2. In 1865, Scotsman Alexander Williamson, Secretary of the Washington club, asked Lincoln for “a recognition of the genius of Scotland’s bard, either by a toast, a sentiment, or in any other way you may deem proper”. Lincoln penned a hasty note that was dutifully read at the celebration. It read: “I cannot frame a toast to Burns. I can say nothing worthy of his generous heart and transcendent genius. Thinking of what he has said, I cannot say anything worth saying”.
3. The work of Burns has appeared in hundreds of films and television programmes, including ‘It’s a Wonderful Life’ (1946), ‘When Harry met Sally’ (1989) and the 2008 film version of ‘Sex in the City’.
4. US fashion designer Tommy Hilfiger is a descendant of famous Scottish poet Robert Burns but wasn’t told until he was older.

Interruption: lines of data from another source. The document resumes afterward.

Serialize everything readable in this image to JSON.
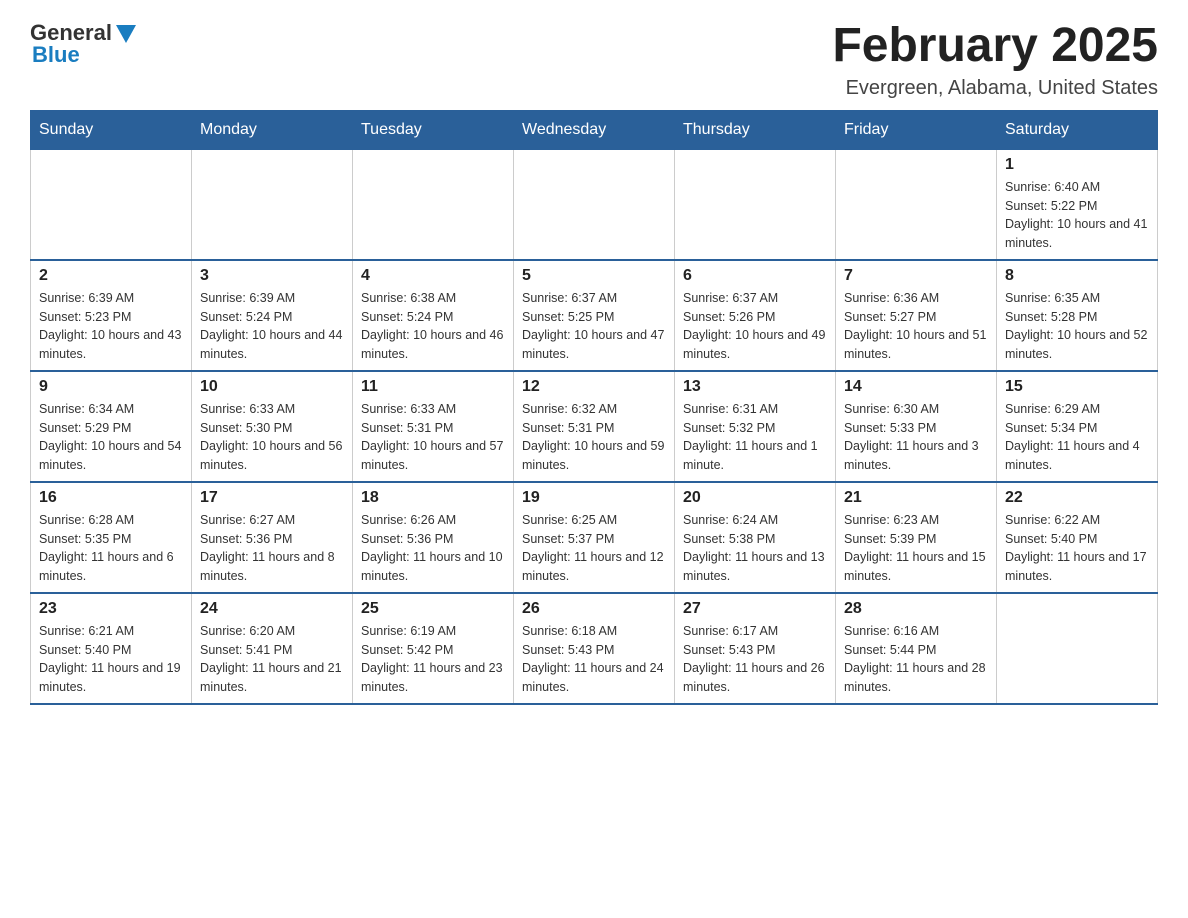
{
  "header": {
    "logo_general": "General",
    "logo_blue": "Blue",
    "month_title": "February 2025",
    "location": "Evergreen, Alabama, United States"
  },
  "weekdays": [
    "Sunday",
    "Monday",
    "Tuesday",
    "Wednesday",
    "Thursday",
    "Friday",
    "Saturday"
  ],
  "weeks": [
    [
      {
        "day": "",
        "info": ""
      },
      {
        "day": "",
        "info": ""
      },
      {
        "day": "",
        "info": ""
      },
      {
        "day": "",
        "info": ""
      },
      {
        "day": "",
        "info": ""
      },
      {
        "day": "",
        "info": ""
      },
      {
        "day": "1",
        "info": "Sunrise: 6:40 AM\nSunset: 5:22 PM\nDaylight: 10 hours and 41 minutes."
      }
    ],
    [
      {
        "day": "2",
        "info": "Sunrise: 6:39 AM\nSunset: 5:23 PM\nDaylight: 10 hours and 43 minutes."
      },
      {
        "day": "3",
        "info": "Sunrise: 6:39 AM\nSunset: 5:24 PM\nDaylight: 10 hours and 44 minutes."
      },
      {
        "day": "4",
        "info": "Sunrise: 6:38 AM\nSunset: 5:24 PM\nDaylight: 10 hours and 46 minutes."
      },
      {
        "day": "5",
        "info": "Sunrise: 6:37 AM\nSunset: 5:25 PM\nDaylight: 10 hours and 47 minutes."
      },
      {
        "day": "6",
        "info": "Sunrise: 6:37 AM\nSunset: 5:26 PM\nDaylight: 10 hours and 49 minutes."
      },
      {
        "day": "7",
        "info": "Sunrise: 6:36 AM\nSunset: 5:27 PM\nDaylight: 10 hours and 51 minutes."
      },
      {
        "day": "8",
        "info": "Sunrise: 6:35 AM\nSunset: 5:28 PM\nDaylight: 10 hours and 52 minutes."
      }
    ],
    [
      {
        "day": "9",
        "info": "Sunrise: 6:34 AM\nSunset: 5:29 PM\nDaylight: 10 hours and 54 minutes."
      },
      {
        "day": "10",
        "info": "Sunrise: 6:33 AM\nSunset: 5:30 PM\nDaylight: 10 hours and 56 minutes."
      },
      {
        "day": "11",
        "info": "Sunrise: 6:33 AM\nSunset: 5:31 PM\nDaylight: 10 hours and 57 minutes."
      },
      {
        "day": "12",
        "info": "Sunrise: 6:32 AM\nSunset: 5:31 PM\nDaylight: 10 hours and 59 minutes."
      },
      {
        "day": "13",
        "info": "Sunrise: 6:31 AM\nSunset: 5:32 PM\nDaylight: 11 hours and 1 minute."
      },
      {
        "day": "14",
        "info": "Sunrise: 6:30 AM\nSunset: 5:33 PM\nDaylight: 11 hours and 3 minutes."
      },
      {
        "day": "15",
        "info": "Sunrise: 6:29 AM\nSunset: 5:34 PM\nDaylight: 11 hours and 4 minutes."
      }
    ],
    [
      {
        "day": "16",
        "info": "Sunrise: 6:28 AM\nSunset: 5:35 PM\nDaylight: 11 hours and 6 minutes."
      },
      {
        "day": "17",
        "info": "Sunrise: 6:27 AM\nSunset: 5:36 PM\nDaylight: 11 hours and 8 minutes."
      },
      {
        "day": "18",
        "info": "Sunrise: 6:26 AM\nSunset: 5:36 PM\nDaylight: 11 hours and 10 minutes."
      },
      {
        "day": "19",
        "info": "Sunrise: 6:25 AM\nSunset: 5:37 PM\nDaylight: 11 hours and 12 minutes."
      },
      {
        "day": "20",
        "info": "Sunrise: 6:24 AM\nSunset: 5:38 PM\nDaylight: 11 hours and 13 minutes."
      },
      {
        "day": "21",
        "info": "Sunrise: 6:23 AM\nSunset: 5:39 PM\nDaylight: 11 hours and 15 minutes."
      },
      {
        "day": "22",
        "info": "Sunrise: 6:22 AM\nSunset: 5:40 PM\nDaylight: 11 hours and 17 minutes."
      }
    ],
    [
      {
        "day": "23",
        "info": "Sunrise: 6:21 AM\nSunset: 5:40 PM\nDaylight: 11 hours and 19 minutes."
      },
      {
        "day": "24",
        "info": "Sunrise: 6:20 AM\nSunset: 5:41 PM\nDaylight: 11 hours and 21 minutes."
      },
      {
        "day": "25",
        "info": "Sunrise: 6:19 AM\nSunset: 5:42 PM\nDaylight: 11 hours and 23 minutes."
      },
      {
        "day": "26",
        "info": "Sunrise: 6:18 AM\nSunset: 5:43 PM\nDaylight: 11 hours and 24 minutes."
      },
      {
        "day": "27",
        "info": "Sunrise: 6:17 AM\nSunset: 5:43 PM\nDaylight: 11 hours and 26 minutes."
      },
      {
        "day": "28",
        "info": "Sunrise: 6:16 AM\nSunset: 5:44 PM\nDaylight: 11 hours and 28 minutes."
      },
      {
        "day": "",
        "info": ""
      }
    ]
  ]
}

Hilfiger said. “It was never discussed in our house, because it was said that Robert Burns was a womaniser and a boozer. The family were embarrassed he was related, so we weren’t told until we were in our teens or maybe twenties.”
5. When Burns body was exhumed in 1815 to be placed in a new mausoleum in Dumfries. a plaster cast of his skull was taken for study. His skull was measured and discovered to be bigger than the average man’s.
6. Michael Jackson was an avid admirer of Robert Burns and worked with American Producer David Gest to record a collection of show tunes inspired by Burns’ life and work.
7. Gest explained to BBC Alba that he and Jackson were Burns fanatics. “I said to Michael, let’s do a play [based on] Burns’ life and he said he would help me with the music. Michael believed in the project so much,” Gest said. “We took about eight or 10 of Burns’ poems and put them to contemporary music, such as A Red Red Rose, Ae Fond Kiss and the story of Tam O’Shanter.”
The recordings have never been released.
8. Robert Burns’ beloved collie dog Luath, named after a dog in Ossian’s epic poem ‘Fingal’, was tragically killed on the eve of Burns’ father’s funeral. Burns later immortalised him in his epic social commentary, the Twa Dogs,
“The tither was a ploughman’s collie
A rhyming, ranting, raving billie,
Wha for his friend an’ comrade had him,
And in freak had Luath ca’d him,
After some dog in Highland Sang,
Was made lang syne, – Lord knows how lang”
9. Burns appeared for the third time in an issue of Postage Stamps. Winston Churchill managed two while Shakespeare and Charles Dickens had to settle for one each.
10. Robert Burns great, great, great grandson, Group Captain Goring was a Commander of the “Red Arrows’ while in the RAF. The chair occupied by Burns when visiting the Globe Inn span in Dumfries remains in position to this day. Hundreds – if not thousands – are photographed sitting there each.